By Isi Frank Ativie
Completing U.S. Census questionnaires can either be challenging or easy for participants from inner cities. Since African-Americans are currently in the process of filling out their questionnaires on the internet, some of them decided to share their opinions on how they feel about this process.
Chicago resident and business owner Stanley Fleurissaint expressed his thoughts on completing the questionnaire. “I thought it was fine,” Fleurissaint said. “I understand the importance and how it helps the community. Similar to voting, it’s important.”
Some outreach specialists and community leaders in Chicago voluntarily reach out to Black residents who are having issues completing the U.S. Census questionnaires online. They also remind African Americans from predominantly Black neighborhoods to cooperate in this important procedure.
R.A.G.E. (Resident Association of Greater Englewood) Executive Director Asiaha Butler comments on why it’s imperative for the Black community in Chicago to do so. “I know the importance of the census,” Butler said. “Our organization is also doing census education and awareness. So I want to do it just so if people had any issues, I’d would call them and encourage them to do it.”
Neither Fleurissaint nor Butler had any issues while completing the online questionnaires. But both say demographics play a crucial role in online completion. They agree older residents are unfamiliar with technology, or leery of it. “I had a senior who said she knew a little about using the computer but was afraid to complete the questionnaire online. I reassured her she could do it and encouraged her not to wait. She later stopped me at a community meeting and told me ‘It was easy, and quick!’ We both got a kick out of her success.”
Like most African-American participants, Fleurissaint and Butler are seeking to witness more positive and economical changes that will enliven the Black community in America. “I can only speak for myself, but people in general want to see things get tangibly better,” Fleurissaint stated. “It’s not enough to talk about improvement. Actions speak louder than words.”
Some African-Americans lack trust in politicians and believe that these Census questionnaires are completely wasting their time. “It’s just the distrust that we have for the government,” Butler said. “It goes back to what has happened in America over the last 400 years, and being in this system that we’ve been a part of that hasn’t been in our best interest.”
Despite enduring constant oppression, African-Americans continue to pursue hope for socioeconomic modifications from the U.S. government and Census Bureau. According to Fleurissaint, “They want to feel they were involved in the change and betterment of their community.” Butler believes that the Black community wants to be fully educated and attuned by learning about the U.S. Census Bureau, as well as the purpose of taking questionnaires.
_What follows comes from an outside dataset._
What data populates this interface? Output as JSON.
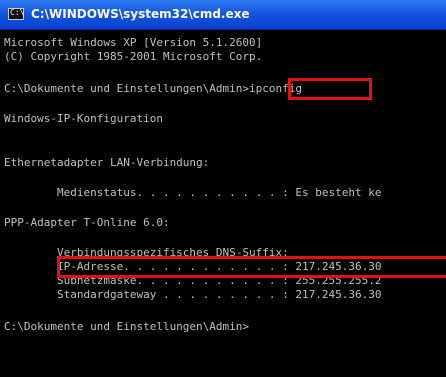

“I think people are just doing it for what they know and what they have researched,” Butler said. “Regardless if this system has not been in the best interest of us. I think many of us realize and have seen that if we don’t get counted, we’re going to suffer even more. I think some of us understand that reality, and so that’s why we participate.”
Most African-Americans preferred and completed the census questionnaires online instead of mailing them this year. Inner-city Black communities recommend their fellow residents to fill out online questionnaires. Butler reached out to 300 members from R.A.G.E; 150 of them completed the questionnaires online. The other 150 members were unreachable for Butler or unable to complete the questionnaires online or through mail.
In 2010, over two million Black and African-Americans in Chicago were counted. During that same year 13.4 percent of the African-American and Black population was counted nationally by the U.S. Census Bureau. It was the fifth smallest percentage in the race origin category compared to American Indian, Asian, Native Hawaiian, and Pacific Islander citizens. Over 60-70 percent of the U.S. white population and 18.3 percent of Hispanic and Latino citizens were counted during that year.
The Black community is an example of why it’s important to obtain federal money; they are still hoping to receive a fair share of proper financial and valuable resources (education, healthcare, public services, employment, small business funding etc.).
For those who have not yet completed a questionnaire it’s not too late according to Butler. “I just think this crisis on what’s happening on a federal level and how it trickled down into a local level is really important,” Butler said. “I just hope people will see how important it is to be counted and not look at it as an invasion of privacy. If we don’t rise to the count, we’re going to be left behind.”